Because I spend too much time on my own I marathon listen/watch radio and television, and today I’ve been listening to BBC Radio 4’s Making History. It’s an historical and archaeological news programme. The recent episode covers a variety of subjects, including the finding of some pre-Roman coins in East Anglia with Germanic script on them. The hypothesis put forward to explain this is that the North Sea united everyone around it in trade, so while the native Britons would have spoken a Brythonic language many would also have spoken a Germanic language, or a pidgin version of it, to help trading. It makes perfect sense; it’s obvious really that people would be bilingual in order to trade effectively, but I think they’re stretching a bit in stating that the existence of these coins means a form of English was spoken in Norfolk long before 449C.E.. There’s something of the Victorian narrative about jumping from ‘we found coins with Germanic writing on them’ to ‘people have been speaking English in the British Isles since before the Romans came here’; it might satisfy your xenophobia and nationalism, but it isn’t accurate.


There is later evidence from Continental Europe that shows mingling of Celtic and Germanic languages and cultures along the Rhine. The artefacts from this area and others are younger than the coins discussed but they do show a continuation in communication, and suggest that these two cultures weren’t as distinct as we like to think. The same could be said for Slavic cultures, in relation to Celtic and Germanic, as well; it’s more a spectrum, of meeting and interaction, than solid lines demarcating language, culture, religion and identity.

[These words – Germanic, Celtic, Slavic – more accurately refer to language groups anyway and it’s sloppy to use them to mean a culture, but it is common usage to do so. To use language families to describe cultures ignores the blurred edges between those cultures. Rant over, sorry for the digression.]
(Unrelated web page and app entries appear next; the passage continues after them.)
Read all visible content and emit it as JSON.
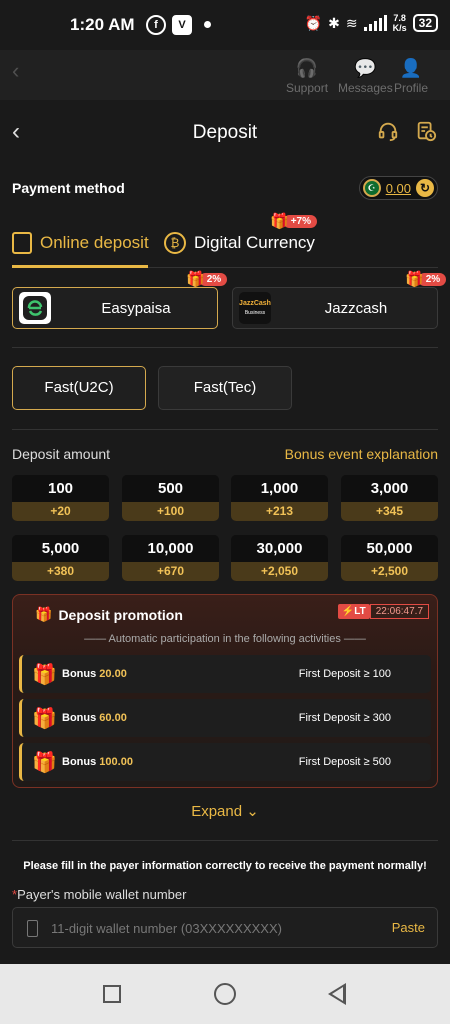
{
  "status_bar": {
    "time": "1:20 AM",
    "speed_value": "7.8",
    "speed_unit": "K/s",
    "battery": "32"
  },
  "background_nav": {
    "support_label": "Support",
    "messages_label": "Messages",
    "profile_label": "Profile"
  },
  "header": {
    "title": "Deposit"
  },
  "payment_method": {
    "label": "Payment method",
    "balance": "0.00"
  },
  "tabs": [
    {
      "label": "Online deposit",
      "active": true
    },
    {
      "label": "Digital Currency",
      "active": false,
      "badge": "+7%"
    }
  ],
  "wallets": [
    {
      "name": "Easypaisa",
      "badge": "2%",
      "selected": true
    },
    {
      "name": "Jazzcash",
      "badge": "2%",
      "selected": false,
      "logo_text": "JazzCash",
      "logo_sub": "Business"
    }
  ],
  "channels": [
    {
      "label": "Fast(U2C)",
      "selected": true
    },
    {
      "label": "Fast(Tec)",
      "selected": false
    }
  ],
  "deposit_amount": {
    "label": "Deposit amount",
    "bonus_link": "Bonus event explanation",
    "options": [
      {
        "amount": "100",
        "bonus": "+20"
      },
      {
        "amount": "500",
        "bonus": "+100"
      },
      {
        "amount": "1,000",
        "bonus": "+213"
      },
      {
        "amount": "3,000",
        "bonus": "+345"
      },
      {
        "amount": "5,000",
        "bonus": "+380"
      },
      {
        "amount": "10,000",
        "bonus": "+670"
      },
      {
        "amount": "30,000",
        "bonus": "+2,050"
      },
      {
        "amount": "50,000",
        "bonus": "+2,500"
      }
    ]
  },
  "promotion": {
    "title": "Deposit promotion",
    "lt_tag": "LT",
    "countdown": "22:06:47.7",
    "subtitle": "Automatic participation in the following activities",
    "rows": [
      {
        "bonus_label": "Bonus",
        "bonus_value": "20.00",
        "condition": "First Deposit ≥ 100"
      },
      {
        "bonus_label": "Bonus",
        "bonus_value": "60.00",
        "condition": "First Deposit ≥ 300"
      },
      {
        "bonus_label": "Bonus",
        "bonus_value": "100.00",
        "condition": "First Deposit ≥ 500"
      }
    ]
  },
  "expand_label": "Expand",
  "notice": "Please fill in the payer information correctly to receive the payment normally!",
  "wallet_field": {
    "label": "Payer's mobile wallet number",
    "placeholder": "11-digit wallet number (03XXXXXXXXX)",
    "value": "",
    "paste_label": "Paste"
  },
  "colors": {
    "accent": "#e9b845",
    "background": "#1a1a1a",
    "badge_red": "#e34b44"
  }
}
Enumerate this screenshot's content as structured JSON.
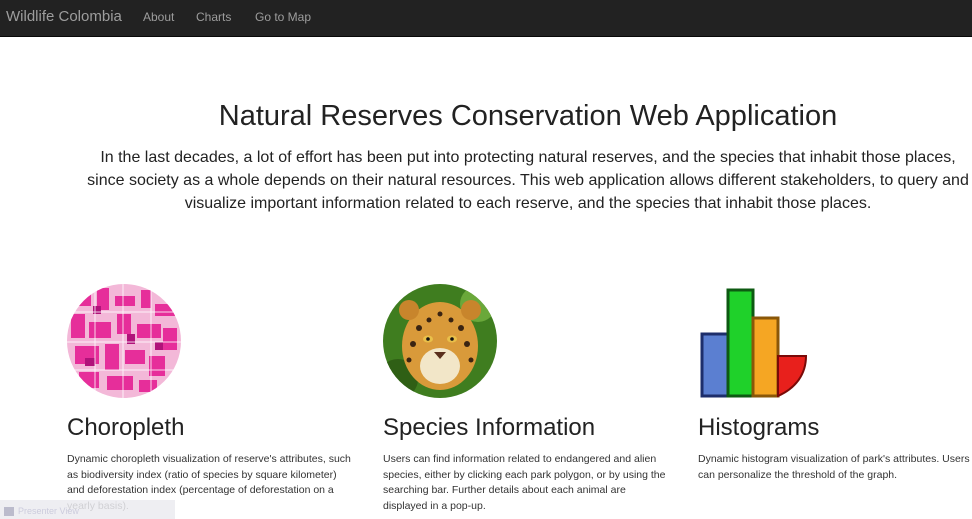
{
  "navbar": {
    "brand": "Wildlife Colombia",
    "links": [
      "About",
      "Charts",
      "Go to Map"
    ]
  },
  "hero": {
    "title": "Natural Reserves Conservation Web Application",
    "lead": "In the last decades, a lot of effort has been put into protecting natural reserves, and the species that inhabit those places, since society as a whole depends on their natural resources. This web application allows different stakeholders, to query and visualize important information related to each reserve, and the species that inhabit those places."
  },
  "features": [
    {
      "icon": "choropleth-map-icon",
      "title": "Choropleth",
      "text": "Dynamic choropleth visualization of reserve's attributes, such as biodiversity index (ratio of species by square kilometer) and deforestation index (percentage of deforestation on a yearly basis)."
    },
    {
      "icon": "jaguar-icon",
      "title": "Species Information",
      "text": "Users can find information related to endangered and alien species, either by clicking each park polygon, or by using the searching bar. Further details about each animal are displayed in a pop-up."
    },
    {
      "icon": "histogram-chart-icon",
      "title": "Histograms",
      "text": "Dynamic histogram visualization of park's attributes. Users can personalize the threshold of the graph."
    }
  ],
  "overlay": {
    "presenter_label": "Presenter View"
  },
  "colors": {
    "navbar_bg": "#222222",
    "nav_text": "#9d9d9d",
    "choropleth_pink": "#e62e9a",
    "bar_blue": "#5b7fd1",
    "bar_green": "#1fd12a",
    "bar_orange": "#f5a623",
    "bar_red": "#e8201c"
  }
}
Anyway, here’s the link to the programme:

And now I’m going to listen to today’s Inside Science. There’s a new study about memory and memory loss that I want to listen to.